Insurance Requirements Ignored Can Bite Back with a Vengeance

Nearly every contract for construction financing, construction work, purchasing of materials, or equipment rentals has a clause in it that requires that one or both of the parties obtain insurance for a defined amount to guard against casualty loss or injury.  Many times the parties sign the contract and ignore the specifics of what the insurance clauses actually require.  99.9% of the time there is no claim on insurance and the construction project goes smoothly.  But in those instances where a party is injured or a construction defect turns into a catastrophe, the insurance premium is the best money a construction company will ever spend.
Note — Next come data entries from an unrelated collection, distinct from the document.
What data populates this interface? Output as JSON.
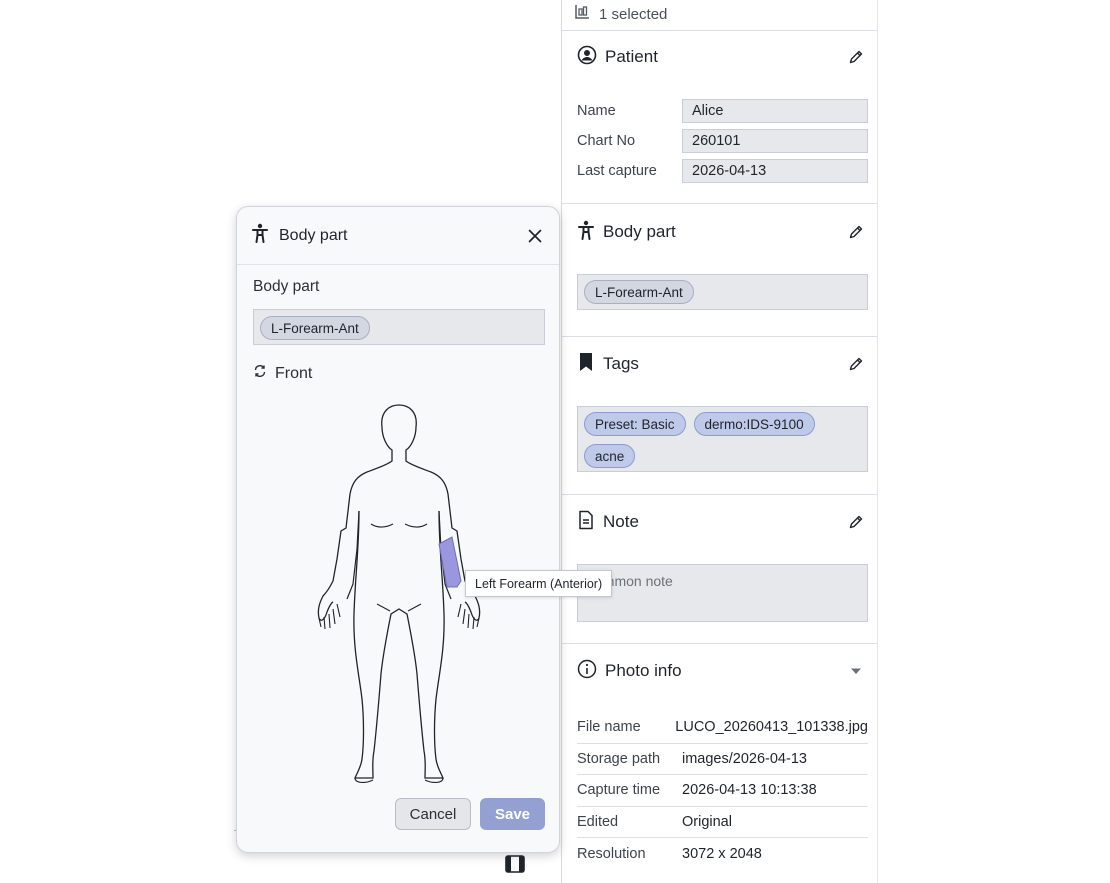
{
  "selection": {
    "label": "1 selected"
  },
  "patient": {
    "title": "Patient",
    "fields": [
      {
        "label": "Name",
        "value": "Alice"
      },
      {
        "label": "Chart No",
        "value": "260101"
      },
      {
        "label": "Last capture",
        "value": "2026-04-13"
      }
    ]
  },
  "body_part_section": {
    "title": "Body part",
    "chips": [
      "L-Forearm-Ant"
    ]
  },
  "tags_section": {
    "title": "Tags",
    "chips": [
      "Preset: Basic",
      "dermo:IDS-9100",
      "acne"
    ]
  },
  "note_section": {
    "title": "Note",
    "placeholder": "common note"
  },
  "photo_info": {
    "title": "Photo info",
    "rows": [
      {
        "label": "File name",
        "value": "LUCO_20260413_101338.jpg"
      },
      {
        "label": "Storage path",
        "value": "images/2026-04-13"
      },
      {
        "label": "Capture time",
        "value": "2026-04-13 10:13:38"
      },
      {
        "label": "Edited",
        "value": "Original"
      },
      {
        "label": "Resolution",
        "value": "3072 x 2048"
      }
    ]
  },
  "modal": {
    "title": "Body part",
    "field_label": "Body part",
    "chips": [
      "L-Forearm-Ant"
    ],
    "view_label": "Front",
    "tooltip": "Left Forearm (Anterior)",
    "cancel_label": "Cancel",
    "save_label": "Save",
    "highlight_color": "#9b97de"
  },
  "colors": {
    "chip_fill": "#bfc9ea",
    "save_button": "#95a0d2"
  }
}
 So what happens when a company fails to obtain the proper insurance and the owner of the property, or the lender, gets hit with a judgment? In New York, the Court of Appeals (the highest court in NY) reasoned that where a party intended to be insured by its contractor has its own insurance nonetheless, the measure of damages is limited to out-of-pocket expenses such as premiums and any additional costs incurred, including deductibles, co-payments and rate increases in the party’s insurance. (Inchaustegui v. 666 Fifth Avenue Limited Partnership, 96 N.Y.2d 111, 725 N.Y.S.2d 627 (2001)).  The decision also stated that where the party was left uninsured, it could recover “the full amount of the underlying tort liability and defense costs.” (Id. at 114).

In an extension of this decision, the New York Courts in Manhattan recently decided a case where the contracting party, Citibank, required its contractor to obtain insurance, but the bank failed to do so.  (See Spector v. Cushman & Wakefield, 2012 N.Y. Misc. LEXIS 2794; 2012 NY Slip Op 3155U (Sup. Ct. N.Y. Co.)). Citibank’s case was unique because it is self insured. As such, Citibank asked the court to enter summary judgment is its favor for all expenses incurred in connection with an underlying personal injury action, i.e., the amount of any settlement or judgment and reasonable attorneys’ fees.  Finding that Citibank had no insurance because it was self insured, the court granted Citibank’s motion for a judgment of liability for costs incurred in defending the action.

The lesson here is that when a contract requires insurance, get it: the lesson will be harder than any you’ve had before if you don’t.